Originally published 1929
Place premiered Dresden
|Genre Epic comedy|
Playwright Marieluise Fleißer
Original language German language
|Date premiered 25 March 1928 (1928-03-25)|
Adaptations Pioneers in Ingolstadt (1971)
Similar The Tutor, Man Equals Man, The Captain of Köpenick, Der Schwierige, In the Jungle of Cities
Pioneers in Ingolstadt (German: Pioniere in Ingolstadt) is a play by German playwright Marieluise Fleißer, which premiered on 25 March 1928 in Dresden. The play is set in 1926 and is described as a comedy in 14 Scenes. Fleißer based the play on real incidents, and worked on it in collaboration with Bertolt Brecht. The play was revised and produced at the Theater am Schiffbauerdamm in Berlin in March and April 1929, directed by Brecht and Jacob Geis, with set-design by Caspar Neher. In 1968 Fleißer began a third revision, which was performed in 1970. In 1971, Rainer Werner Fassbinder adapted the play as a film for television.
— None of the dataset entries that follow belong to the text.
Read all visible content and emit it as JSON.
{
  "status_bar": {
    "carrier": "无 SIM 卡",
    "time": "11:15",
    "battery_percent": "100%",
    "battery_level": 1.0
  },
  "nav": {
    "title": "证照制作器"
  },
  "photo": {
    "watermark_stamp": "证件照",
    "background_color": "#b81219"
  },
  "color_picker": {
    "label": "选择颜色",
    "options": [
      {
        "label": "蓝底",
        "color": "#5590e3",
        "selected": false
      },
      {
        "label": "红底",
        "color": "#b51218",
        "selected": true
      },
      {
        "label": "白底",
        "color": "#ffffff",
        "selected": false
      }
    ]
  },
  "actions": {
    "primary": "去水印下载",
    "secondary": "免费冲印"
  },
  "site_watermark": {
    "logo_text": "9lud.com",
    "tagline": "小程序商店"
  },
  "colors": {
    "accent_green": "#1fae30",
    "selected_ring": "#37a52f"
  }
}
The setting of the play is Ingolstadt, a provincial city in Bavaria. The play depicts the immorality and selfishness which can be found in small towns, as well as how the militia can disrupt the lives of civilians. As a result of its depiction of a sexist society, the play did not win much sympathy from her fellow inhabitants of Ingolstadt and Fleisser suffered massive unpopularity in her home town after it was published and produced.
Berta, the protagonist. She becomes romantically attached to Korl, a soldier who is placed in Ingolstadt to help mend a bridge. She works as a servant for Unertl, the father of Fabian.
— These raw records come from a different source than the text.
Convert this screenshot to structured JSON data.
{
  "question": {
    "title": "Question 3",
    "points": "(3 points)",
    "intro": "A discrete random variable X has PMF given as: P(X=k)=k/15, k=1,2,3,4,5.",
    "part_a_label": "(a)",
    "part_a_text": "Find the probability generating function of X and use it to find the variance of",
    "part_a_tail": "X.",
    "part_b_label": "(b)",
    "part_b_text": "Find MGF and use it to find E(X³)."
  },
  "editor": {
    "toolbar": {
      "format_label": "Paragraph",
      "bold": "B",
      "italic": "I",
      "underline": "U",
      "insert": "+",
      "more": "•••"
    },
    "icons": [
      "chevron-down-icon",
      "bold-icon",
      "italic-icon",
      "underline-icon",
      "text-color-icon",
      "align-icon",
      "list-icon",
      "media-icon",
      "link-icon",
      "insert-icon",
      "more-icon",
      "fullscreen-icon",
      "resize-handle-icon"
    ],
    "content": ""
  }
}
Alma, a friend of Berta. She used to work as a servant. Unlike Berta, Alma is a pragmatist. She sternly believes in individuality and living of means, with no reliance upon the male sex.
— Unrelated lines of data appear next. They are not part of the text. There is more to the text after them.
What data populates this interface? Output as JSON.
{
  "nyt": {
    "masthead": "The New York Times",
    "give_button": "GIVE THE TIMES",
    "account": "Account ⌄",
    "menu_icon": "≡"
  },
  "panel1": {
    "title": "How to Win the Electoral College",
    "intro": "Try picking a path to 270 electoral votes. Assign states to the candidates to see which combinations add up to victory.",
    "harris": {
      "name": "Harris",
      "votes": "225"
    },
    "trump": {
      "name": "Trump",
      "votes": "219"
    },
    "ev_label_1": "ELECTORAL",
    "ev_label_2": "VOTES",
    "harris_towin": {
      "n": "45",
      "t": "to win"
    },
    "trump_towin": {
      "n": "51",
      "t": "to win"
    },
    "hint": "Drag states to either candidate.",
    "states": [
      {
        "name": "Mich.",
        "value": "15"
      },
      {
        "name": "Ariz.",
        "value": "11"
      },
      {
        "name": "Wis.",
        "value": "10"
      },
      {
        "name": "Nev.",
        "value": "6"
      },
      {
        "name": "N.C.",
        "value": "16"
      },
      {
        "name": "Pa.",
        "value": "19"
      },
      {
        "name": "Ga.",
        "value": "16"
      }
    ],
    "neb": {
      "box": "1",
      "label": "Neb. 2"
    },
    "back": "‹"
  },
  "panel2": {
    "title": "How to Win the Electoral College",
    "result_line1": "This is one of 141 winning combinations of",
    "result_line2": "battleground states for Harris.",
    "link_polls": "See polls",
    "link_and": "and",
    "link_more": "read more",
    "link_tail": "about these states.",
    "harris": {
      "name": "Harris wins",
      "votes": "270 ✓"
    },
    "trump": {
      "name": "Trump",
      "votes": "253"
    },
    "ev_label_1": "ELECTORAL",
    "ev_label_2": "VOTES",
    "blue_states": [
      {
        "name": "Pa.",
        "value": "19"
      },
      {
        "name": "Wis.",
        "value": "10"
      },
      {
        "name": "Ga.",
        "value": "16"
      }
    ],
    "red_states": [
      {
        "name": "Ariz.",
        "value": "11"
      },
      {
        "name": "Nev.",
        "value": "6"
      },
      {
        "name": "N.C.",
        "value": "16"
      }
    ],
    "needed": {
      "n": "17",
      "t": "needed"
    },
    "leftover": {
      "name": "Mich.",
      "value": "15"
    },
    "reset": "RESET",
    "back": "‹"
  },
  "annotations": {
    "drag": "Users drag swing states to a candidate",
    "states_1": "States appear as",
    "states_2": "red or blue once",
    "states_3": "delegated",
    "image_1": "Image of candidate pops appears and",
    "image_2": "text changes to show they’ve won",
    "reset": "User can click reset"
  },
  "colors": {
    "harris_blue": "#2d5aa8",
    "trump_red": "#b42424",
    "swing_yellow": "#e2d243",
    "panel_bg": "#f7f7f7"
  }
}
Korl, a soldier. Korl enjoys the physical aspects of life. On first meeting Berta he assumes that she wants the same from their meeting (sex) and has little patience with her attitude. He informs her that he is a bad person, that he can be cruel and will hurt her if she is good to him.
Fabian, son of Unertl. He is romantically interested in Berta but does not know how to proceed. He asks a friend, Zeck for advice and is told that men should be cold in love ("In der Liebe muß ein Mann kalt sein"). While he shows genuine concern for her feelings, and defends her against the complaints of his father he also falls into treating her as an animal or possession when in male company, in an attempt to show off.
Unertl, a businessman, Fabian's father and Berta's employer. Misogynistic and crude, Unertl is an unsympathetic character embodying the idea that serving girls ought to have no idea in their heads that do not relate to their employ.
The motif of the bridge is ironic. The military come into the town in order to mend the bridge for the benefit of the townsfolk. The council send wood for the militia to use. Some of the townsfolk steal wood from the bridge in order to mend the diving board for their pool, showing their narrow and selfish views, talking themselves into stealing wood which would ultimately benefit the whole society. Thus the bridge which could unite the soldiers and the townsfolk, in fact disunites them further.